-------- Records provided

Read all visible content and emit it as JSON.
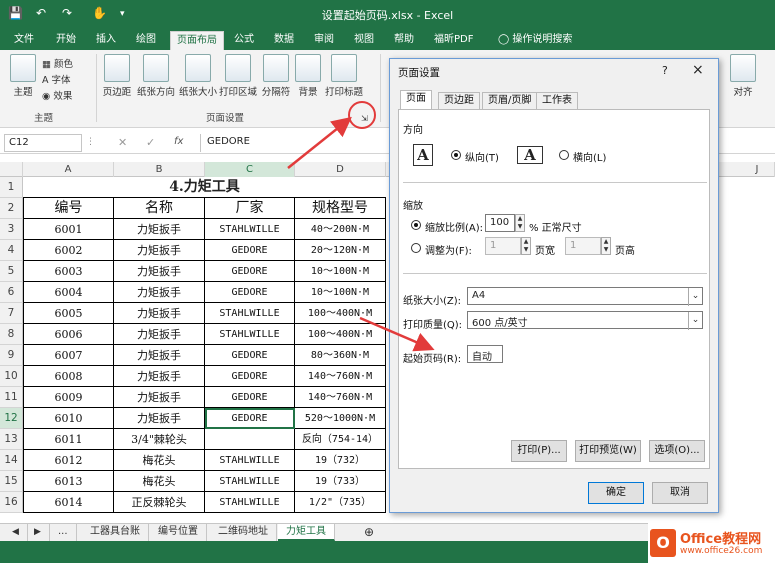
{
  "window": {
    "title": "设置起始页码.xlsx - Excel"
  },
  "tabs": [
    "文件",
    "开始",
    "插入",
    "绘图",
    "页面布局",
    "公式",
    "数据",
    "审阅",
    "视图",
    "帮助",
    "福昕PDF",
    "操作说明搜索"
  ],
  "active_tab": "页面布局",
  "ribbon": {
    "theme_group": {
      "main": "主题",
      "colors": "颜色",
      "fonts": "字体",
      "effects": "效果",
      "label": "主题"
    },
    "page_setup": [
      "页边距",
      "纸张方向",
      "纸张大小",
      "打印区域",
      "分隔符",
      "背景",
      "打印标题"
    ],
    "page_setup_label": "页面设置",
    "arrange": "对齐"
  },
  "formula_bar": {
    "name_box": "C12",
    "fx": "fx",
    "content": "GEDORE"
  },
  "columns": [
    "A",
    "B",
    "C",
    "D",
    "J"
  ],
  "selected_col": "C",
  "selected_row": "12",
  "sheet": {
    "title": "4.力矩工具",
    "header": [
      "编号",
      "名称",
      "厂家",
      "规格型号"
    ],
    "rows": [
      {
        "n": "3",
        "a": "6001",
        "b": "力矩扳手",
        "c": "STAHLWILLE",
        "d": "40～200N·M"
      },
      {
        "n": "4",
        "a": "6002",
        "b": "力矩扳手",
        "c": "GEDORE",
        "d": "20～120N·M"
      },
      {
        "n": "5",
        "a": "6003",
        "b": "力矩扳手",
        "c": "GEDORE",
        "d": "10～100N·M"
      },
      {
        "n": "6",
        "a": "6004",
        "b": "力矩扳手",
        "c": "GEDORE",
        "d": "10～100N·M"
      },
      {
        "n": "7",
        "a": "6005",
        "b": "力矩扳手",
        "c": "STAHLWILLE",
        "d": "100～400N·M"
      },
      {
        "n": "8",
        "a": "6006",
        "b": "力矩扳手",
        "c": "STAHLWILLE",
        "d": "100～400N·M"
      },
      {
        "n": "9",
        "a": "6007",
        "b": "力矩扳手",
        "c": "GEDORE",
        "d": "80～360N·M"
      },
      {
        "n": "10",
        "a": "6008",
        "b": "力矩扳手",
        "c": "GEDORE",
        "d": "140～760N·M"
      },
      {
        "n": "11",
        "a": "6009",
        "b": "力矩扳手",
        "c": "GEDORE",
        "d": "140～760N·M"
      },
      {
        "n": "12",
        "a": "6010",
        "b": "力矩扳手",
        "c": "GEDORE",
        "d": "520～1000N·M"
      },
      {
        "n": "13",
        "a": "6011",
        "b": "3/4\"棘轮头",
        "c": "",
        "d": "反向（754-14）"
      },
      {
        "n": "14",
        "a": "6012",
        "b": "梅花头",
        "c": "STAHLWILLE",
        "d": "19（732）"
      },
      {
        "n": "15",
        "a": "6013",
        "b": "梅花头",
        "c": "STAHLWILLE",
        "d": "19（733）"
      },
      {
        "n": "16",
        "a": "6014",
        "b": "正反棘轮头",
        "c": "STAHLWILLE",
        "d": "1/2\"（735）"
      }
    ]
  },
  "row_numbers": [
    "1",
    "2"
  ],
  "sheet_tabs": [
    "工器具台账",
    "编号位置",
    "二维码地址",
    "力矩工具"
  ],
  "active_sheet": "力矩工具",
  "dialog": {
    "title": "页面设置",
    "help": "?",
    "close": "×",
    "tabs": [
      "页面",
      "页边距",
      "页眉/页脚",
      "工作表"
    ],
    "active_tab": "页面",
    "orientation_label": "方向",
    "portrait": "纵向(T)",
    "landscape": "横向(L)",
    "scaling_label": "缩放",
    "scale_ratio": "缩放比例(A):",
    "scale_value": "100",
    "scale_unit": "% 正常尺寸",
    "fit_to": "调整为(F):",
    "fit_wide_value": "1",
    "fit_wide": "页宽",
    "fit_tall_value": "1",
    "fit_tall": "页高",
    "paper_size_label": "纸张大小(Z):",
    "paper_size": "A4",
    "print_quality_label": "打印质量(Q):",
    "print_quality": "600 点/英寸",
    "first_page_label": "起始页码(R):",
    "first_page": "自动",
    "print_btn": "打印(P)...",
    "preview_btn": "打印预览(W)",
    "options_btn": "选项(O)...",
    "ok_btn": "确定",
    "cancel_btn": "取消"
  },
  "logo": {
    "brand": "Office教程网",
    "url": "www.office26.com"
  },
  "colors": {
    "excel_green": "#217346",
    "annotation_red": "#e23b3b",
    "logo_orange": "#e8541e"
  }
}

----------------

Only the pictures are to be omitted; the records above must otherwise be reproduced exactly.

**Answer box**
Read all visible content and emit it as JSON.
{
  "window": {
    "title": "设置起始页码.xlsx - Excel"
  },
  "tabs": [
    "文件",
    "开始",
    "插入",
    "绘图",
    "页面布局",
    "公式",
    "数据",
    "审阅",
    "视图",
    "帮助",
    "福昕PDF",
    "操作说明搜索"
  ],
  "active_tab": "页面布局",
  "ribbon": {
    "theme_group": {
      "main": "主题",
      "colors": "颜色",
      "fonts": "字体",
      "effects": "效果",
      "label": "主题"
    },
    "page_setup": [
      "页边距",
      "纸张方向",
      "纸张大小",
      "打印区域",
      "分隔符",
      "背景",
      "打印标题"
    ],
    "page_setup_label": "页面设置",
    "arrange": "对齐"
  },
  "formula_bar": {
    "name_box": "C12",
    "fx": "fx",
    "content": "GEDORE"
  },
  "columns": [
    "A",
    "B",
    "C",
    "D",
    "J"
  ],
  "selected_col": "C",
  "selected_row": "12",
  "sheet": {
    "title": "4.力矩工具",
    "header": [
      "编号",
      "名称",
      "厂家",
      "规格型号"
    ],
    "rows": [
      {
        "n": "3",
        "a": "6001",
        "b": "力矩扳手",
        "c": "STAHLWILLE",
        "d": "40～200N·M"
      },
      {
        "n": "4",
        "a": "6002",
        "b": "力矩扳手",
        "c": "GEDORE",
        "d": "20～120N·M"
      },
      {
        "n": "5",
        "a": "6003",
        "b": "力矩扳手",
        "c": "GEDORE",
        "d": "10～100N·M"
      },
      {
        "n": "6",
        "a": "6004",
        "b": "力矩扳手",
        "c": "GEDORE",
        "d": "10～100N·M"
      },
      {
        "n": "7",
        "a": "6005",
        "b": "力矩扳手",
        "c": "STAHLWILLE",
        "d": "100～400N·M"
      },
      {
        "n": "8",
        "a": "6006",
        "b": "力矩扳手",
        "c": "STAHLWILLE",
        "d": "100～400N·M"
      },
      {
        "n": "9",
        "a": "6007",
        "b": "力矩扳手",
        "c": "GEDORE",
        "d": "80～360N·M"
      },
      {
        "n": "10",
        "a": "6008",
        "b": "力矩扳手",
        "c": "GEDORE",
        "d": "140～760N·M"
      },
      {
        "n": "11",
        "a": "6009",
        "b": "力矩扳手",
        "c": "GEDORE",
        "d": "140～760N·M"
      },
      {
        "n": "12",
        "a": "6010",
        "b": "力矩扳手",
        "c": "GEDORE",
        "d": "520～1000N·M"
      },
      {
        "n": "13",
        "a": "6011",
        "b": "3/4\"棘轮头",
        "c": "",
        "d": "反向（754-14）"
      },
      {
        "n": "14",
        "a": "6012",
        "b": "梅花头",
        "c": "STAHLWILLE",
        "d": "19（732）"
      },
      {
        "n": "15",
        "a": "6013",
        "b": "梅花头",
        "c": "STAHLWILLE",
        "d": "19（733）"
      },
      {
        "n": "16",
        "a": "6014",
        "b": "正反棘轮头",
        "c": "STAHLWILLE",
        "d": "1/2\"（735）"
      }
    ]
  },
  "row_numbers": [
    "1",
    "2"
  ],
  "sheet_tabs": [
    "工器具台账",
    "编号位置",
    "二维码地址",
    "力矩工具"
  ],
  "active_sheet": "力矩工具",
  "dialog": {
    "title": "页面设置",
    "help": "?",
    "close": "×",
    "tabs": [
      "页面",
      "页边距",
      "页眉/页脚",
      "工作表"
    ],
    "active_tab": "页面",
    "orientation_label": "方向",
    "portrait": "纵向(T)",
    "landscape": "横向(L)",
    "scaling_label": "缩放",
    "scale_ratio": "缩放比例(A):",
    "scale_value": "100",
    "scale_unit": "% 正常尺寸",
    "fit_to": "调整为(F):",
    "fit_wide_value": "1",
    "fit_wide": "页宽",
    "fit_tall_value": "1",
    "fit_tall": "页高",
    "paper_size_label": "纸张大小(Z):",
    "paper_size": "A4",
    "print_quality_label": "打印质量(Q):",
    "print_quality": "600 点/英寸",
    "first_page_label": "起始页码(R):",
    "first_page": "自动",
    "print_btn": "打印(P)...",
    "preview_btn": "打印预览(W)",
    "options_btn": "选项(O)...",
    "ok_btn": "确定",
    "cancel_btn": "取消"
  },
  "logo": {
    "brand": "Office教程网",
    "url": "www.office26.com"
  },
  "colors": {
    "excel_green": "#217346",
    "annotation_red": "#e23b3b",
    "logo_orange": "#e8541e"
  }
}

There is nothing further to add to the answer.